PROBLEM TO WORK ON: Write out the entries below once more, exactly.
(DATA TO PROCESS Opens)
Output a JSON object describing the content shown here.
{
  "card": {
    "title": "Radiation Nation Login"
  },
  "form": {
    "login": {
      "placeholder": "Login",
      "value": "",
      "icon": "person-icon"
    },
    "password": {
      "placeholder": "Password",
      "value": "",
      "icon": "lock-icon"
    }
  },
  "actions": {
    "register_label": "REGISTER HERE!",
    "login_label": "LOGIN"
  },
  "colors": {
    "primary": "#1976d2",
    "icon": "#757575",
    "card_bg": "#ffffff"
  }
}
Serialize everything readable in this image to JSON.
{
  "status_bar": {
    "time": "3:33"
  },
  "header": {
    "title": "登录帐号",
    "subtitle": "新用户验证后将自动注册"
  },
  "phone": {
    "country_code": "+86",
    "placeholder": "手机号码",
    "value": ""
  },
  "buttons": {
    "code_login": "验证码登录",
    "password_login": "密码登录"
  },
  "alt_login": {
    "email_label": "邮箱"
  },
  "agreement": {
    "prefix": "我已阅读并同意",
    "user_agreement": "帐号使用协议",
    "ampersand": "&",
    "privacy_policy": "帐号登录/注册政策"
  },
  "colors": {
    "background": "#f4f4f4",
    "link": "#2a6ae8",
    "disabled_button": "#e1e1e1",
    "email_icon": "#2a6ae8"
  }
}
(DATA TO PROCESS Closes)
EXPECTED ANSWER:
Output a JSON object describing the content shown here.
{
  "card": {
    "title": "Radiation Nation Login"
  },
  "form": {
    "login": {
      "placeholder": "Login",
      "value": "",
      "icon": "person-icon"
    },
    "password": {
      "placeholder": "Password",
      "value": "",
      "icon": "lock-icon"
    }
  },
  "actions": {
    "register_label": "REGISTER HERE!",
    "login_label": "LOGIN"
  },
  "colors": {
    "primary": "#1976d2",
    "icon": "#757575",
    "card_bg": "#ffffff"
  }
}
Serialize everything readable in this image to JSON.
{
  "status_bar": {
    "time": "3:33"
  },
  "header": {
    "title": "登录帐号",
    "subtitle": "新用户验证后将自动注册"
  },
  "phone": {
    "country_code": "+86",
    "placeholder": "手机号码",
    "value": ""
  },
  "buttons": {
    "code_login": "验证码登录",
    "password_login": "密码登录"
  },
  "alt_login": {
    "email_label": "邮箱"
  },
  "agreement": {
    "prefix": "我已阅读并同意",
    "user_agreement": "帐号使用协议",
    "ampersand": "&",
    "privacy_policy": "帐号登录/注册政策"
  },
  "colors": {
    "background": "#f4f4f4",
    "link": "#2a6ae8",
    "disabled_button": "#e1e1e1",
    "email_icon": "#2a6ae8"
  }
}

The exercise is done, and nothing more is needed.